Task goal: Examine each line of the data. Copy those that contain the string "n工作室".

● ● ● ● ●

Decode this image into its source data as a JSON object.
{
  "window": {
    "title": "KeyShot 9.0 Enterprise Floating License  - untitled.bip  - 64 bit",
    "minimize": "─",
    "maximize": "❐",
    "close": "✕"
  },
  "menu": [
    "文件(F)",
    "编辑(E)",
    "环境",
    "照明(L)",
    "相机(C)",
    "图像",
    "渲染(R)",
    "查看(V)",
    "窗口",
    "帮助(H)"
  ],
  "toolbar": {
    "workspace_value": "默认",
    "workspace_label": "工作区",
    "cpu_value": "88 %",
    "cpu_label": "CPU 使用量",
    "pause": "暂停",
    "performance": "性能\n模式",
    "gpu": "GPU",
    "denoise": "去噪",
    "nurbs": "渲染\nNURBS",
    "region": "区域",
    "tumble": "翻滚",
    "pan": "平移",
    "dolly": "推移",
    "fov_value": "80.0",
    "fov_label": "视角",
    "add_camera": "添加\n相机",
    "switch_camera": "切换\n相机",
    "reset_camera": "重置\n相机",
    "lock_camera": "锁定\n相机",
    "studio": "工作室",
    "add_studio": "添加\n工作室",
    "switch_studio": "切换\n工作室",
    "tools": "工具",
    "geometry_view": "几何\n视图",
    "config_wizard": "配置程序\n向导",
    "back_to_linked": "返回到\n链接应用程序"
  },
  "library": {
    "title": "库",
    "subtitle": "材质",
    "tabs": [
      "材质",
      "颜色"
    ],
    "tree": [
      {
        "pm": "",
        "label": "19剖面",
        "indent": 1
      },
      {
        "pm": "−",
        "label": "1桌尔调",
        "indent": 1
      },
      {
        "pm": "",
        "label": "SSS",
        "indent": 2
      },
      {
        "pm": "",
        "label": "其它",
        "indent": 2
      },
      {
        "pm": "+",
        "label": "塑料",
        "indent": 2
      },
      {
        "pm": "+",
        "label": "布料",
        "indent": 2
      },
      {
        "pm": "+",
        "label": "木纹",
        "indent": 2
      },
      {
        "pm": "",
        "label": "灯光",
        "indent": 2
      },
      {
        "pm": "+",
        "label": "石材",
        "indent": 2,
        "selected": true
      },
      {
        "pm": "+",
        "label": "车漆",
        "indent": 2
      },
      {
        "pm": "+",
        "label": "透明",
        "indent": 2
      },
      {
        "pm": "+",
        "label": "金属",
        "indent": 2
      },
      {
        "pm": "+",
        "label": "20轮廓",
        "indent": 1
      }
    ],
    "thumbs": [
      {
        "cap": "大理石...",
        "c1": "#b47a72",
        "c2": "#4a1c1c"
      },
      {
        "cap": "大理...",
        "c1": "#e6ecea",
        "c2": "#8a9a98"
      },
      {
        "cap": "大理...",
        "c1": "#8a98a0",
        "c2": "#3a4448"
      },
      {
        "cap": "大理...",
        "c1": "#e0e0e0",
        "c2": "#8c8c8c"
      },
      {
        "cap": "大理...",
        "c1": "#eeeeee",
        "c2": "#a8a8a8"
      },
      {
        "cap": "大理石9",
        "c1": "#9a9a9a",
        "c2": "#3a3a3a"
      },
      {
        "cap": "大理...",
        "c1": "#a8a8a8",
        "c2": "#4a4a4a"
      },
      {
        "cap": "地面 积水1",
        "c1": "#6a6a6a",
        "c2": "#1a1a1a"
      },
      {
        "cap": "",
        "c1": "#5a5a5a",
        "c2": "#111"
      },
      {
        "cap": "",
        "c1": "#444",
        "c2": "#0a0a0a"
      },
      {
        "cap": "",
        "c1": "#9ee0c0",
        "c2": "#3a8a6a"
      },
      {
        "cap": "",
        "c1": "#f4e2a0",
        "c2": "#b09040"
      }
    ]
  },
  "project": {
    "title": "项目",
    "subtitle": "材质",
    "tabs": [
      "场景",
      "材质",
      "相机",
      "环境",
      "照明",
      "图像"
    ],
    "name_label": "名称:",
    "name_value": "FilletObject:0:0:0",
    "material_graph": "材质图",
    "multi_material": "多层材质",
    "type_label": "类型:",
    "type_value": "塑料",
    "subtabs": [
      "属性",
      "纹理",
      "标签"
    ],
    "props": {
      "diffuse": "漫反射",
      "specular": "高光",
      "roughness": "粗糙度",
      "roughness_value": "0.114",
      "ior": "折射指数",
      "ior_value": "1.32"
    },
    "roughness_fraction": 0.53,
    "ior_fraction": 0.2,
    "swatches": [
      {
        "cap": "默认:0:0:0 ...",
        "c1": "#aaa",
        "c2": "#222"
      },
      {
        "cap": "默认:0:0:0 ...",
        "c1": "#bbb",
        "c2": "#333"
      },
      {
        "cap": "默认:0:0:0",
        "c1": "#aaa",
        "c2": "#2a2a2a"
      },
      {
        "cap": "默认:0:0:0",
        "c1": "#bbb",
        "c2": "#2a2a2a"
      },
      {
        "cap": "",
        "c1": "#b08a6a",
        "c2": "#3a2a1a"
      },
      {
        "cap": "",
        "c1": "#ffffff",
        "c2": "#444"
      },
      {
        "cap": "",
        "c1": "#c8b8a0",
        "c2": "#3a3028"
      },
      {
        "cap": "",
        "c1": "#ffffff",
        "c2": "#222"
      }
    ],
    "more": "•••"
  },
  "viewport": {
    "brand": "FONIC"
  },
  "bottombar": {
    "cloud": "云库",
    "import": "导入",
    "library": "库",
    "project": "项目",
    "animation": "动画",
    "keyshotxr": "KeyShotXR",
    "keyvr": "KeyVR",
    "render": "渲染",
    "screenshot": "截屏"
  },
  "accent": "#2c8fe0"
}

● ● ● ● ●

Answer to the problem:
    "add_studio": "添加\n工作室",
    "switch_studio": "切换\n工作室",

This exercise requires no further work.